Experiencing weather makes understanding so much easier.

How to Describe Weather to Preschoolers

by Shellie Braeuner

Weather is all around us. As adults, we tend to take it for granted. However, if you have a preschooler around the house, you know how hard it is to explain that her favorite sundress really isn’t appropriate for a winter day. It’s just as hard to wrestle that favorite truck sweater into storage when the thermometer officially hits swelter. Helping your preschooler understand weather goes beyond wardrobe malfunctions. By the preschool years, your little one is ready to start exploring the world. He is making neurological connections that actually link concepts that will last for the rest of his life. So teaching your preschooler about seasons and the weather prepares him for the adult world.

Open the notebook and write the date at the top of the page.

Look out the window and observe the weather. Talk about what each of you sees.

Write a single word to describe the weather just below the date.

Ask your preschooler to draw a picture about the current weather just below the word.

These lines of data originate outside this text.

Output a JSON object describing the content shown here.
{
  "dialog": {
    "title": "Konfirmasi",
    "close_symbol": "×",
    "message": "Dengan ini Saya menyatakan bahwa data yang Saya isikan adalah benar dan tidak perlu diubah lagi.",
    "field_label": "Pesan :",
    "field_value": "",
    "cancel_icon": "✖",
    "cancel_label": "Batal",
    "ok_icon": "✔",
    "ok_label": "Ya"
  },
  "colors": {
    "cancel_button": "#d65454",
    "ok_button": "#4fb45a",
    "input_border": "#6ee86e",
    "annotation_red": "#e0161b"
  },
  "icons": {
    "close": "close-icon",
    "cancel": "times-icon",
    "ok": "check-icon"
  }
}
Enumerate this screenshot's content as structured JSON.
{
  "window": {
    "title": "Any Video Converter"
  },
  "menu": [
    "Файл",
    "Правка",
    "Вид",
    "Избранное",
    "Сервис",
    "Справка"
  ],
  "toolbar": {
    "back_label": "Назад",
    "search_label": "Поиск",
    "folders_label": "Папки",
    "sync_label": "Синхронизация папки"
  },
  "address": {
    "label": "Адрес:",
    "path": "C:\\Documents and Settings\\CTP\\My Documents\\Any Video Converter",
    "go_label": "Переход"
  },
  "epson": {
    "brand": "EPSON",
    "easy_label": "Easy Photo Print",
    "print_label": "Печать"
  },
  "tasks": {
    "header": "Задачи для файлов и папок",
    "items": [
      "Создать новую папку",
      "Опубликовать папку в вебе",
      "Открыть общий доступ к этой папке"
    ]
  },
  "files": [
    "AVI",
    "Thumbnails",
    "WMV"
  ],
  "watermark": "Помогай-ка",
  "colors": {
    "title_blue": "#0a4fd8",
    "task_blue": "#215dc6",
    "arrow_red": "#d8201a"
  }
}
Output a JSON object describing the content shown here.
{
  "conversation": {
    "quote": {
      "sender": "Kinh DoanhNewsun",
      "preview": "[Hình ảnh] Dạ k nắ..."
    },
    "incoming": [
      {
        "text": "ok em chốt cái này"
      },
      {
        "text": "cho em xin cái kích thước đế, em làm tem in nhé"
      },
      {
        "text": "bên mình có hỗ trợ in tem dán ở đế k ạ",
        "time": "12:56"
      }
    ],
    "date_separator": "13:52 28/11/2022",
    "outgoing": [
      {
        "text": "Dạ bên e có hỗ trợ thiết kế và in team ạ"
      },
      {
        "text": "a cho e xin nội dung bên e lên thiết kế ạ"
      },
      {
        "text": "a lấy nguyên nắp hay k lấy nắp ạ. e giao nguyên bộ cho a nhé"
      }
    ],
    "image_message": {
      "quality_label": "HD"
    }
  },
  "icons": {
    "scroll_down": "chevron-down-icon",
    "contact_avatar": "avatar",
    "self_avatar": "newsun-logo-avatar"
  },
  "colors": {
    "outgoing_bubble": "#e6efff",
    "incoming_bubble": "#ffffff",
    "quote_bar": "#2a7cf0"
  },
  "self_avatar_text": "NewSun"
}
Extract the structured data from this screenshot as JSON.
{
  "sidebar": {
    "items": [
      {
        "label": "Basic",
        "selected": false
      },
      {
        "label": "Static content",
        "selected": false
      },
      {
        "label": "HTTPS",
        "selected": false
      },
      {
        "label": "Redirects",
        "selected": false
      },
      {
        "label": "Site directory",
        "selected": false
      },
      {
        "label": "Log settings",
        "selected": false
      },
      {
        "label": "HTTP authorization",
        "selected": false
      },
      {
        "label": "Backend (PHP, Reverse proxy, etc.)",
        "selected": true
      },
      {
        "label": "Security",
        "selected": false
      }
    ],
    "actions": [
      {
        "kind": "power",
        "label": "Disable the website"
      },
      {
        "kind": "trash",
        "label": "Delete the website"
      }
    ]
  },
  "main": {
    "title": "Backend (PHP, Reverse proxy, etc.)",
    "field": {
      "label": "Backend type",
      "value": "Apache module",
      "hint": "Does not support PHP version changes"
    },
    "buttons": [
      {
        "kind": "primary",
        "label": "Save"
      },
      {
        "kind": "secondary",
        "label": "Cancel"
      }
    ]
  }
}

Ask your child to describe the scene and write his words under the picture.

Open the newspaper and find the weather forecast.

Cut out the forecast with a pair of scissors and tape it to the page.

Use the book to help the child associate past weather with future forecasts. For example, if the newspaper or television calls for snow, turn the notebook to a page where your preschooler has drawn a rainy day. Talk about how rain changes into snow. Describe the similarities, such as a cloudy sky, and the differences such as snowflakes instead of raindrops.

Add new days to the notebook continuously until your child has recorded a full year of weather.

Items you will need

  • Notebook
  • Crayons
  • Newspaper
  • Scissors
  • Tape


  • To really experience the weather of the day, take your child outside and feel the sun on your face. Gear up in rainslickers or winter coats to experience rainy and frosty days.
  • For a quick reference, try adding pictures to a calendar posted on the refrigerator or the child’s bedroom wall.


  • Talk to your child about weather safety such as wearing sunscreen and finding shelter during a lightning storm.

About the Author

Based in Nashville, Shellie Braeuner has been writing articles since 1986 on topics including child rearing, entertainment, politics and home improvement. Her work has appeared in "The Tennessean" and "Borderlines" as well as a book from Simon & Schuster. Braeuner holds a Master of Education in developmental counseling from Vanderbilt University.

Photo Credits

  • Thomas Northcut/Lifesize/Getty Images